I had tried this new line for a few times, finding it difficult, because it's not only quite hard, but also very precarious, involving a couple of very dynamic moves aiming for a mono and for a two finger pocket. Last weekend I went there to do it, but I went nowhere on it, fighting with the first move and being unable to use a decent feet sequence for the crux: I didn't want to use a very off line heel hook that's close to another rock, with the risk of a constant dab. At some point, blinded by the pain in my fingers, I left. Anyway, I was tempted to blame my soft skin and the poor conditions, but I didn't want to sleep in this comfortable bed, so I chose to blame myself for being a weak mofo, and got back to the gym with renewed anger. The weights are going very well, and thursday I also managed to destroy two problems on the 45° and 60° walls.

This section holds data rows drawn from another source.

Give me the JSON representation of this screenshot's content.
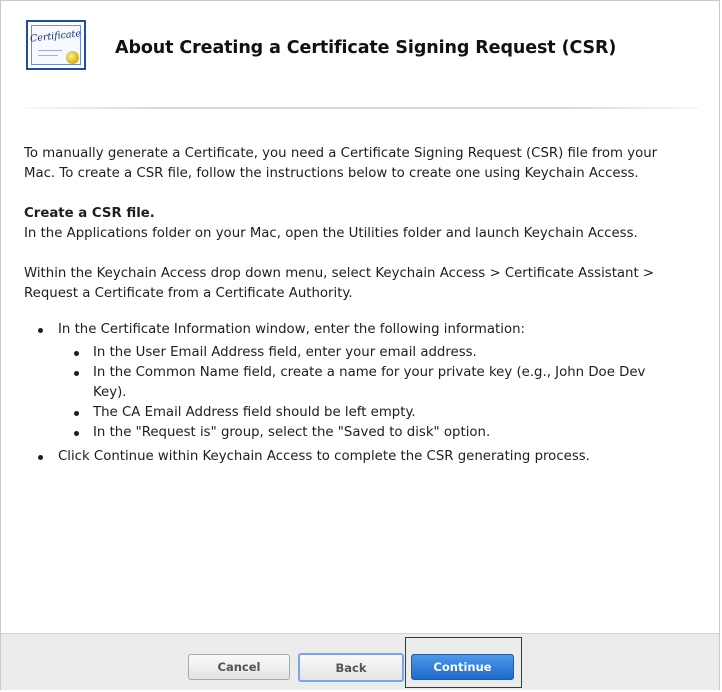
{
  "header": {
    "icon": "certificate-icon",
    "icon_text": "Certificate",
    "title": "About Creating a Certificate Signing Request (CSR)"
  },
  "content": {
    "intro": "To manually generate a Certificate, you need a Certificate Signing Request (CSR) file from your Mac. To create a CSR file, follow the instructions below to create one using Keychain Access.",
    "subheading": "Create a CSR file.",
    "step1": "In the Applications folder on your Mac, open the Utilities folder and launch Keychain Access.",
    "step2": "Within the Keychain Access drop down menu, select Keychain Access > Certificate Assistant > Request a Certificate from a Certificate Authority.",
    "bullets": [
      {
        "text": "In the Certificate Information window, enter the following information:",
        "sub": [
          "In the User Email Address field, enter your email address.",
          "In the Common Name field, create a name for your private key (e.g., John Doe Dev Key).",
          "The CA Email Address field should be left empty.",
          "In the \"Request is\" group, select the \"Saved to disk\" option."
        ]
      },
      {
        "text": "Click Continue within Keychain Access to complete the CSR generating process."
      }
    ]
  },
  "footer": {
    "cancel_label": "Cancel",
    "back_label": "Back",
    "continue_label": "Continue"
  },
  "colors": {
    "accent": "#1d69c9",
    "icon_border": "#1d4fa0",
    "seal": "#d6b21f"
  }
}
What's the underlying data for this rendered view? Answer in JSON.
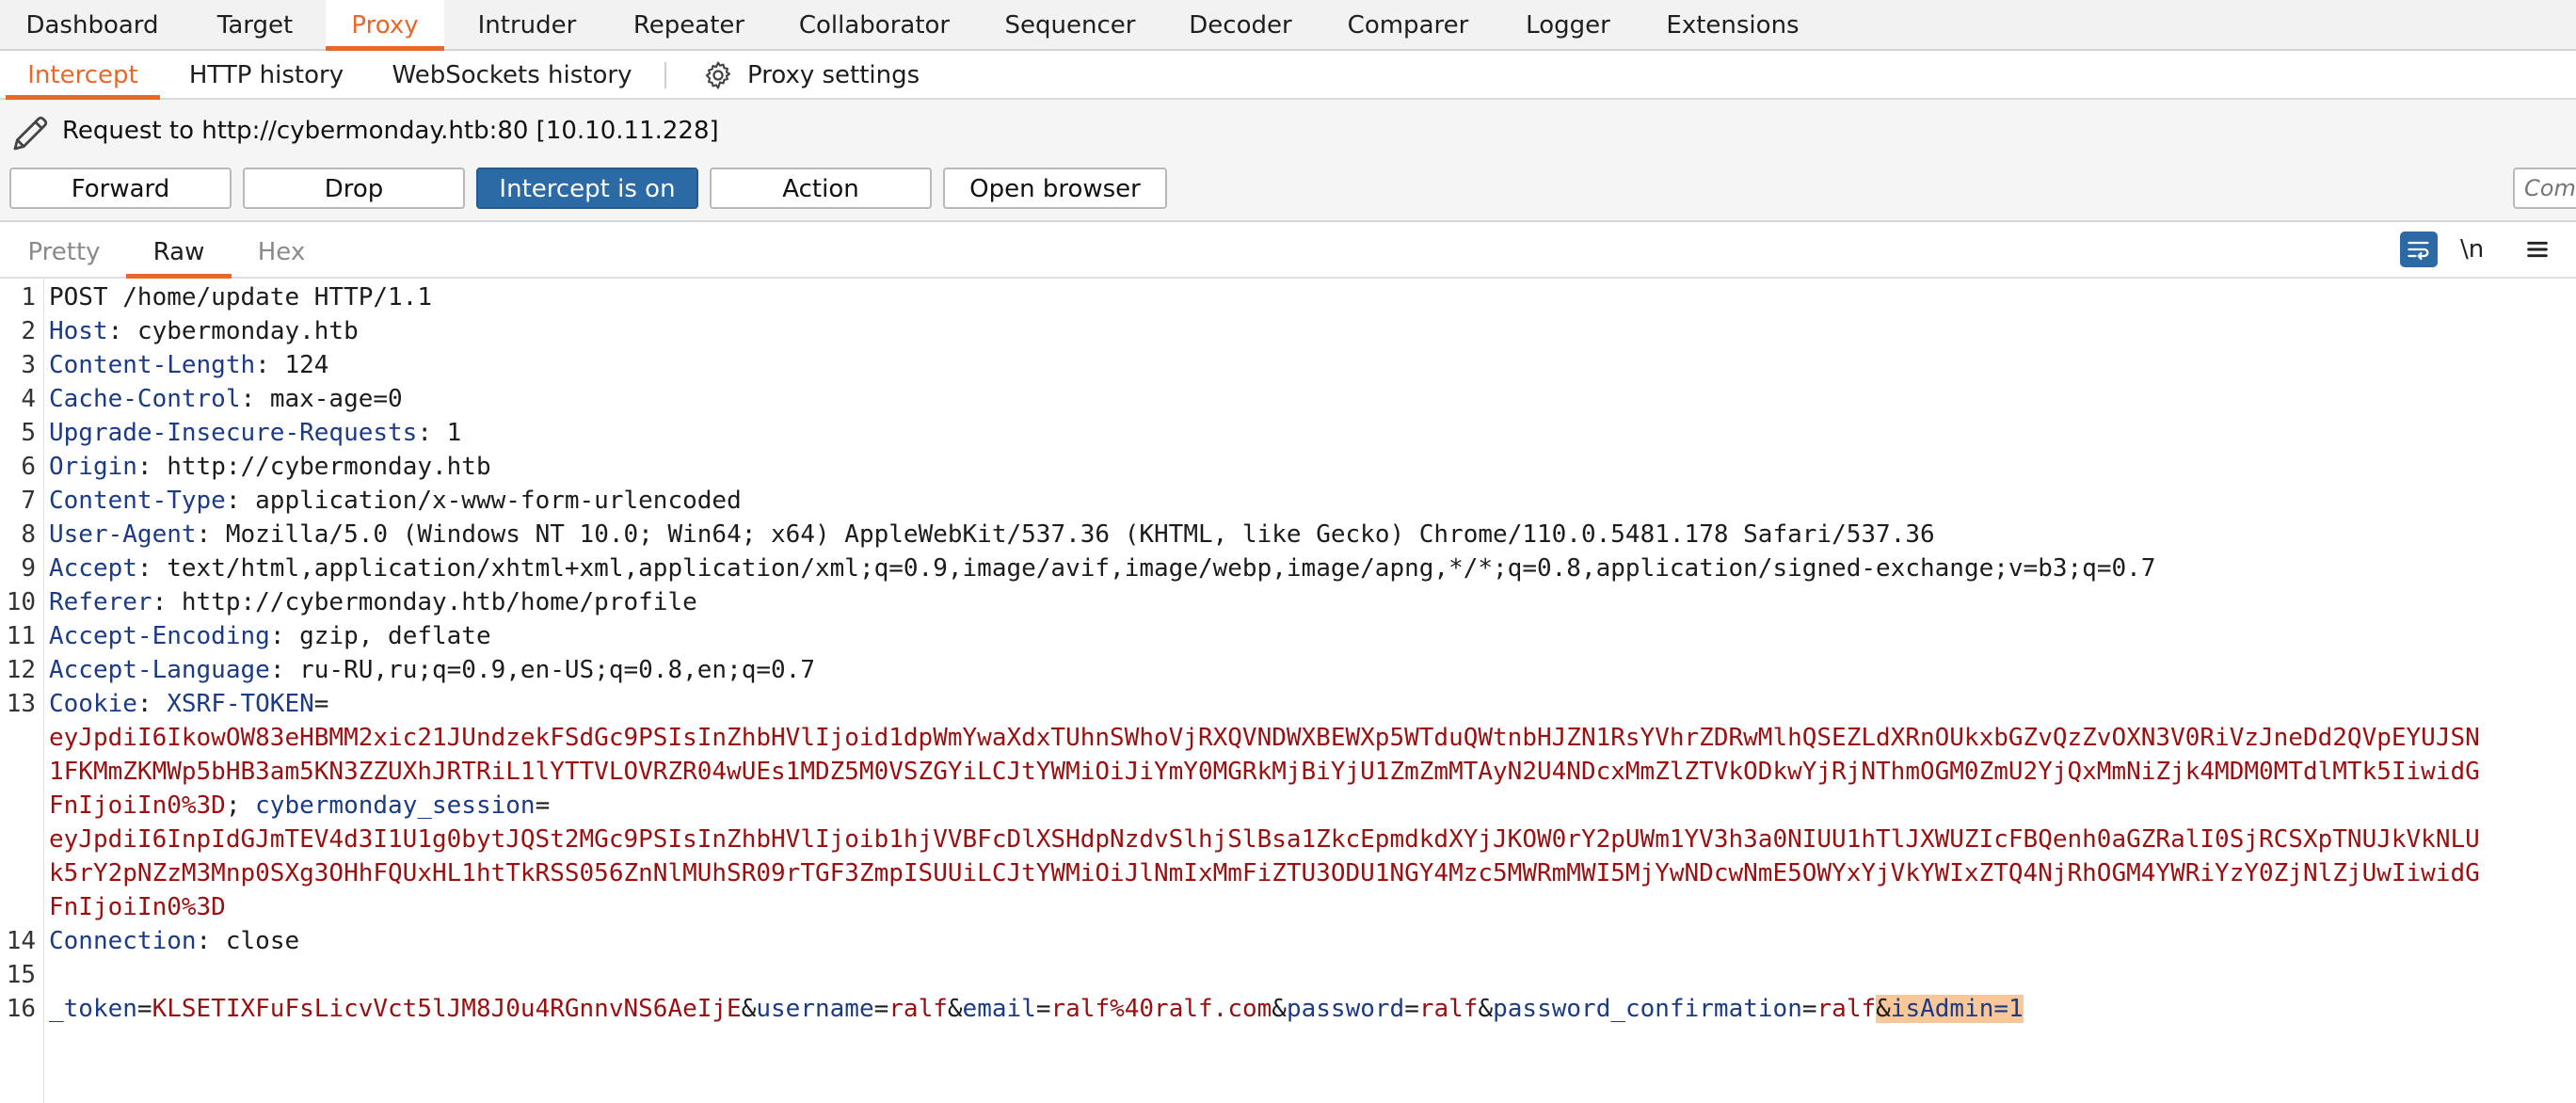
{
  "top_tabs": [
    "Dashboard",
    "Target",
    "Proxy",
    "Intruder",
    "Repeater",
    "Collaborator",
    "Sequencer",
    "Decoder",
    "Comparer",
    "Logger",
    "Extensions"
  ],
  "sub_tabs": [
    "Intercept",
    "HTTP history",
    "WebSockets history"
  ],
  "proxy_settings_label": "Proxy settings",
  "request_label": "Request to http://cybermonday.htb:80  [10.10.11.228]",
  "buttons": {
    "forward": "Forward",
    "drop": "Drop",
    "intercept": "Intercept is on",
    "action": "Action",
    "open_browser": "Open browser"
  },
  "comment_placeholder": "Comment this item",
  "editor_tabs": [
    "Pretty",
    "Raw",
    "Hex"
  ],
  "newline_label": "\\n",
  "accent_color": "#e8672b",
  "button_on_color": "#2c6aa6",
  "line_numbers": [
    "1",
    "2",
    "3",
    "4",
    "5",
    "6",
    "7",
    "8",
    "9",
    "10",
    "11",
    "12",
    "13",
    "14",
    "15",
    "16"
  ],
  "request": {
    "request_line": "POST /home/update HTTP/1.1",
    "headers": [
      {
        "name": "Host",
        "value": "cybermonday.htb"
      },
      {
        "name": "Content-Length",
        "value": "124"
      },
      {
        "name": "Cache-Control",
        "value": "max-age=0"
      },
      {
        "name": "Upgrade-Insecure-Requests",
        "value": "1"
      },
      {
        "name": "Origin",
        "value": "http://cybermonday.htb"
      },
      {
        "name": "Content-Type",
        "value": "application/x-www-form-urlencoded"
      },
      {
        "name": "User-Agent",
        "value": "Mozilla/5.0 (Windows NT 10.0; Win64; x64) AppleWebKit/537.36 (KHTML, like Gecko) Chrome/110.0.5481.178 Safari/537.36"
      },
      {
        "name": "Accept",
        "value": "text/html,application/xhtml+xml,application/xml;q=0.9,image/avif,image/webp,image/apng,*/*;q=0.8,application/signed-exchange;v=b3;q=0.7"
      },
      {
        "name": "Referer",
        "value": "http://cybermonday.htb/home/profile"
      },
      {
        "name": "Accept-Encoding",
        "value": "gzip, deflate"
      },
      {
        "name": "Accept-Language",
        "value": "ru-RU,ru;q=0.9,en-US;q=0.8,en;q=0.7"
      }
    ],
    "cookie": {
      "header": "Cookie",
      "xsrf_name": "XSRF-TOKEN",
      "xsrf_value_lines": [
        "eyJpdiI6IkowOW83eHBMM2xic21JUndzekFSdGc9PSIsInZhbHVlIjoid1dpWmYwaXdxTUhnSWhoVjRXQVNDWXBEWXp5WTduQWtnbHJZN1RsYVhrZDRwMlhQSEZLdXRnOUkxbGZvQzZvOXN3V0RiVzJneDd2QVpEYUJSN",
        "1FKMmZKMWp5bHB3am5KN3ZZUXhJRTRiL1lYTTVLOVRZR04wUEs1MDZ5M0VSZGYiLCJtYWMiOiJiYmY0MGRkMjBiYjU1ZmZmMTAyN2U4NDcxMmZlZTVkODkwYjRjNThmOGM0ZmU2YjQxMmNiZjk4MDM0MTdlMTk5IiwidG",
        "FnIjoiIn0%3D"
      ],
      "session_name": "cybermonday_session",
      "session_value_lines": [
        "eyJpdiI6InpIdGJmTEV4d3I1U1g0bytJQSt2MGc9PSIsInZhbHVlIjoib1hjVVBFcDlXSHdpNzdvSlhjSlBsa1ZkcEpmdkdXYjJKOW0rY2pUWm1YV3h3a0NIUU1hTlJXWUZIcFBQenh0aGZRalI0SjRCSXpTNUJkVkNLU",
        "k5rY2pNZzM3Mnp0SXg3OHhFQUxHL1htTkRSS056ZnNlMUhSR09rTGF3ZmpISUUiLCJtYWMiOiJlNmIxMmFiZTU3ODU1NGY4Mzc5MWRmMWI5MjYwNDcwNmE5OWYxYjVkYWIxZTQ4NjRhOGM4YWRiYzY0ZjNlZjUwIiwidG",
        "FnIjoiIn0%3D"
      ]
    },
    "connection": {
      "name": "Connection",
      "value": "close"
    },
    "body": [
      {
        "name": "_token",
        "value": "KLSETIXFuFsLicvVct5lJM8J0u4RGnnvNS6AeIjE"
      },
      {
        "name": "username",
        "value": "ralf"
      },
      {
        "name": "email",
        "value": "ralf%40ralf.com"
      },
      {
        "name": "password",
        "value": "ralf"
      },
      {
        "name": "password_confirmation",
        "value": "ralf"
      }
    ],
    "injected_param": "isAdmin=1"
  }
}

Today has been a very strange day. I felt tired for so long. I didn't even manage to finish my usual warm up, and suddenly it all felt useless and I almost left, but then I thought I may have eaten too little again, so tried my chances with a few cookies (let's say a dozen). I started trying my other project and was again feeling weak, but suddenly I found out a lower start that involves a completely different sequence: before it was a very morpho problem, much easier for the very tall; now it's still very morpho, much easier for the very strong. Anyway this all thing woke me up and after a few tries I felt happy and decided, being a complete idiot, to go and try that other beast. I felt secure. I chose to stick to a sequence and stop messing around. Then I sat down and for the first time I went to do the problem, instead of just trying the moves. On the first go I didn't get the two finger pocket right and fell. I rested, then I prepared myself again: my hands were super dry from the fan (it seems like cheating sometimes) and I perfectly hit the pocket. At that point I forgot the sequence from the surprise, but got back into this world and kept moving, readjusting the hold and making sure that I wasn't going to risk a very bad fall all on myself.
Then my yell cut the valley in two.